This weekend I finally decided to tackle the double framed family tree project again and resigned to create my own leaves I could print out on my computer rather than handwriting them. I used parts of the kit, but since they no longer sell it anymore and I think it’s lovely, I decided to provide instructions and printables for making your own.
- 2 Frames for 14×18 photos (or pick a different size and scale the printables accordingly).
- Posterboard to fit into your frames.
- Colored cardstock/posterboard (brown for the trunk, and 2 different colors for the leaves). 2-3 sheets each. Since the tree is pretty large, you may want to use brown posterboard for that part so you don’t have to piece it together with cardstock.
- Double sided tape.
- Pen for handwriting or printer if you’re going to print out your leaves and name cards.
When I first got this out earlier this week, I really did attempt to hand write the leaves. See, here’s proof. Hated it!
I considered printing clear labels to put over the leaves because I really liked the depth of the leaves from the kit. In the end I decided to use my newly purchased Silhouette Cameo to make brand new leaves using their print and cut feature. I’ll provide instructions and files for doing it both with or without the Silhouette. My 2 cents: if you have nice handwriting, I’d really consider writing out the names and birth dates. It’s so much more personal. Isn’t it funny how you immediately know some people’s handwriting? I may have a bit of penmanship envy.
Silhouette Cameo Template: You can use this file for the leaves and family name cards. I created the leaves from an outline I found online of a maple leaf. You’ll use the print and cut feature with 12 pt type on the names and 10 pt type on the birth dates for the larger leaves. You may need to readjust the number and size of leaves depending on your family. Use the pdf below for the tree, I haven’t created a Studio version of that yet.
Printable Templates: I’ve put all of the shapes into this family tree printable pdf. The tree is on two separate pages so you can print them out on standard 8.5×11″ paper for your template.
- This tree is meant to go back 3 generations from you, plus your kids if you have any. It does not include any of your siblings or their families. If you’d like to include them you’ll want to modify the size of your tree and the number of branches.
- You’ll need the names and birth dates of the following people: You and your spouse, your children, your parents, grandparents and great-grandparents. I was too impatient to wait to call our parents for some of the details I needed, so I signed up for a free trial on Ancestry.com. It was simple and very interesting. I got all but two birth dates I needed.
- Cut out your trees on brown cardstock. You’ll need to do one the way the template is oriented in the pdf. You’ll need to do another in the reverse, so you will have two mirrored sides of a tree.

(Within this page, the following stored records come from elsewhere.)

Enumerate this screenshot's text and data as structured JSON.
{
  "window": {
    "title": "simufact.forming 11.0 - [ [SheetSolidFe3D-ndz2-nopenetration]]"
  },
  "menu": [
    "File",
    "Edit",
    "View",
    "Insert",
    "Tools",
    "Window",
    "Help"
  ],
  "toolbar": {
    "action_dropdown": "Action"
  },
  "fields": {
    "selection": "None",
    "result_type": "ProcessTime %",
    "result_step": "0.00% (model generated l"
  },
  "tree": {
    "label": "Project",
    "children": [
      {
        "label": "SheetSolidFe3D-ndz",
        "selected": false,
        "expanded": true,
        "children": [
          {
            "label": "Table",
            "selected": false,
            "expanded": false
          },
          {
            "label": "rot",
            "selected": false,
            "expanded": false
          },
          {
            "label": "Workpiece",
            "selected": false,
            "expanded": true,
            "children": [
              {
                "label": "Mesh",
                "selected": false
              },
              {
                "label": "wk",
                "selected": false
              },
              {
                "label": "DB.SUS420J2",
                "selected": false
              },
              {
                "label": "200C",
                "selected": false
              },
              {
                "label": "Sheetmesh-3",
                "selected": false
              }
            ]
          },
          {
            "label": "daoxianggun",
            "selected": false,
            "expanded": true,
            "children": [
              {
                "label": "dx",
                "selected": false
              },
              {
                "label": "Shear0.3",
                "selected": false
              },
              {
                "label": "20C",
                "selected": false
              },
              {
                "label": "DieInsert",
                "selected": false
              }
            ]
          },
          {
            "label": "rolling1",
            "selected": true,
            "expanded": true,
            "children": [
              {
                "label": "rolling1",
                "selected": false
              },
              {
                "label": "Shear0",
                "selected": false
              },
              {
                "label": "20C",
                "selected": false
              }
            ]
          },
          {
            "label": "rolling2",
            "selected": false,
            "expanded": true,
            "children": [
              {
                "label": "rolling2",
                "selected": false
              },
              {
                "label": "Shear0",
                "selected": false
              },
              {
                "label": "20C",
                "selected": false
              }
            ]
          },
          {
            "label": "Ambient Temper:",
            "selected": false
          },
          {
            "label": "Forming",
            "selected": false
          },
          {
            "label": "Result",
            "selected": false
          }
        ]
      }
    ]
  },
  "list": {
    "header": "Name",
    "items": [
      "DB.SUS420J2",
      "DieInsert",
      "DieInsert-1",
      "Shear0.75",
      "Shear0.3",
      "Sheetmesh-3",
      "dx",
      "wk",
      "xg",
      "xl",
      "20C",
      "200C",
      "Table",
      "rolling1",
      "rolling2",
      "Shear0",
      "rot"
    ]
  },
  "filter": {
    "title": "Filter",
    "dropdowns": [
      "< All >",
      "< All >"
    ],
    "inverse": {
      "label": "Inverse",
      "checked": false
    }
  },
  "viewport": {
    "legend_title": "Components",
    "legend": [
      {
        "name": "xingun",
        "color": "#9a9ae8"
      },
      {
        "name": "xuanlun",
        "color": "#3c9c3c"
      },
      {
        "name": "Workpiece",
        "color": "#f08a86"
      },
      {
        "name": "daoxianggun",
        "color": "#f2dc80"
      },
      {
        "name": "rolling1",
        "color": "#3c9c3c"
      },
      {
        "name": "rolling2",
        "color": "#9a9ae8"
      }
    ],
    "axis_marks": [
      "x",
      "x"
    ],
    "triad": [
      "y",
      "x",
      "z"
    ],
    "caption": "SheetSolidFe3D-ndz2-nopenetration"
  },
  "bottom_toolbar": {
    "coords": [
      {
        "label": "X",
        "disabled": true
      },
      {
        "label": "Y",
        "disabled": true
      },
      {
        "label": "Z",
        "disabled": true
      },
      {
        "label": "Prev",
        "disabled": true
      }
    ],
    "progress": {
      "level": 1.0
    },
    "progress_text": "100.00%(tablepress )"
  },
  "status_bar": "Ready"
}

- Leaves: Use one color of cardstock for females and a different color for males. The family name placards should be one of each color. For mine, I used orange leaves for females and so the placard on my family’s side of the tree is orange. Males were red, so my husband’s family name is in red.
- Lay out your leaves as indicated in the diagram below. Use the same pattern on each side of the tree. I did flip-flop a few people in order to vary the colors – like on my side my mom’s family was on the bottom branches and my dad’s on the top. On my husband’s side I did his dad’s family on the bottom and his mom’s family on top. In the diagram, you won’t see our son because I put him on my side, but I didn’t get a close up picture of my side.
6. Once you’re happy with your layout, use double sided tape to affix your leaves.
7. Use double sided tape to affix your family name placards on each side of the tree.
8. Frame. Admire your work!
I love how this turned out and I’m happy I’ve finally finished it. I also learned a little bit about both of our families in the process. My husband’s grandmother recently passed away, so it was a little therapeutic to look at her history past the information she’d shared with us previously.
I have a few leaves left to fill in where I was missing full birth dates, and we need add in my husband’s step mom. I made sure to buy an extra piece of cardstock in each color in case we have any more kids.
Note: for privacy reasons I’ve blocked out birth dates for anyone who is still living.
I’ve run across a few other family trees lately that I liked.
|Word Art Tree:
|Slice of Life Tree:
My Tree and Me
Has anyone in your family traced your genealogy? I know my grandma on my mom’s side did a pretty extensive book several years ago and my mom said my aunt is working on continuing it.